What to do — Report the number of lines in the records below that contain the word "consumption", and nothing more.

=== Section Start ===

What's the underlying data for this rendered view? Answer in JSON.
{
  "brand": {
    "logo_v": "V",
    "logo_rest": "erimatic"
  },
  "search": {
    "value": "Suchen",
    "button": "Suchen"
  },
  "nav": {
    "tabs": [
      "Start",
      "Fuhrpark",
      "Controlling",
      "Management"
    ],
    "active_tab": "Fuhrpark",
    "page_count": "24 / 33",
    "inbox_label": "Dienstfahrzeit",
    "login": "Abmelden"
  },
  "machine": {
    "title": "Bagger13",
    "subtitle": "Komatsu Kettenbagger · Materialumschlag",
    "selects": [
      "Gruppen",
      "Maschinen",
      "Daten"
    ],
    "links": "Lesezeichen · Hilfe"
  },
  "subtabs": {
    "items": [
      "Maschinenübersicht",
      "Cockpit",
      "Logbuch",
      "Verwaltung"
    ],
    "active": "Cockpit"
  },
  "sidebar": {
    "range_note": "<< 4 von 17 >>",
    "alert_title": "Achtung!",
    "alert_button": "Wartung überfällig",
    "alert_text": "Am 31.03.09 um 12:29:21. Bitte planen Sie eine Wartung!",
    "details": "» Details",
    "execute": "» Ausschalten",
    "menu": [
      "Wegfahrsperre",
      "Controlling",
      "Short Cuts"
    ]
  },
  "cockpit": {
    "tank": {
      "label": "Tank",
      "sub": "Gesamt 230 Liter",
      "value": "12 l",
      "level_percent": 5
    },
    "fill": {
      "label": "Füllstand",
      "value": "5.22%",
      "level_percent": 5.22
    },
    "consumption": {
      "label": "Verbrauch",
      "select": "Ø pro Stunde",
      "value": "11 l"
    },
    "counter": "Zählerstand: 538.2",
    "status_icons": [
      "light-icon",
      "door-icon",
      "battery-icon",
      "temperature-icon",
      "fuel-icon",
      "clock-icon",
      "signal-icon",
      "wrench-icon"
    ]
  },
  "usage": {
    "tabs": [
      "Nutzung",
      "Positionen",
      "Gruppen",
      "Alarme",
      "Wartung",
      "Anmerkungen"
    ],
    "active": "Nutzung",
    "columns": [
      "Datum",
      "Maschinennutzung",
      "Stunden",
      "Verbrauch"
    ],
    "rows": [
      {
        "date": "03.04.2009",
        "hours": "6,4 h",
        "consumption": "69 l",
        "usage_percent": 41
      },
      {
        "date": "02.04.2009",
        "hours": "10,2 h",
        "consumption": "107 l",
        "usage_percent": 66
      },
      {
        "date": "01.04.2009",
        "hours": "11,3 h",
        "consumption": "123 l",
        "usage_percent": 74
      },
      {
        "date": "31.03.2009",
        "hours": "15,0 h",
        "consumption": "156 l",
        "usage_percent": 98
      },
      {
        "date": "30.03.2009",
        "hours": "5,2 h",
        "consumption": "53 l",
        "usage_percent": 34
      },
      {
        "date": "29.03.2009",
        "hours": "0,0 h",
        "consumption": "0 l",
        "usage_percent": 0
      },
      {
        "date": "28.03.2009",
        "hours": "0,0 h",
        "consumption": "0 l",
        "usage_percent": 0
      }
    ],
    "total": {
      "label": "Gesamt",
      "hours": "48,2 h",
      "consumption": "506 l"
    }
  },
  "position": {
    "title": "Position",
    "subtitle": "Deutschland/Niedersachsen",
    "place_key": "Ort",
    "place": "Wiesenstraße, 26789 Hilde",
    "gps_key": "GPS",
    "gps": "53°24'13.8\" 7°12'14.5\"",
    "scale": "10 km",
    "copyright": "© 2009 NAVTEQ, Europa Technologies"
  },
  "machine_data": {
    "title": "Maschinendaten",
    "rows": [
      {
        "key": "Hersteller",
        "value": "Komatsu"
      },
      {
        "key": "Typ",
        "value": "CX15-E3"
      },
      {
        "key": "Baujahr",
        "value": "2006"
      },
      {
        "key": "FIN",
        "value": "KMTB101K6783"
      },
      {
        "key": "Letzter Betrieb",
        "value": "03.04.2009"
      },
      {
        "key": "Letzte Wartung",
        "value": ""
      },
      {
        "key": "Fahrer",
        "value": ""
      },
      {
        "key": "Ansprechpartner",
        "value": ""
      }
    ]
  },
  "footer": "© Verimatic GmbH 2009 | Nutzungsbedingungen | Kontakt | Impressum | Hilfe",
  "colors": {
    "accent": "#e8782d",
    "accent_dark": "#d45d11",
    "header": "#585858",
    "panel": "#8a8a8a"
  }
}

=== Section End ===

Answer to the exercise — 9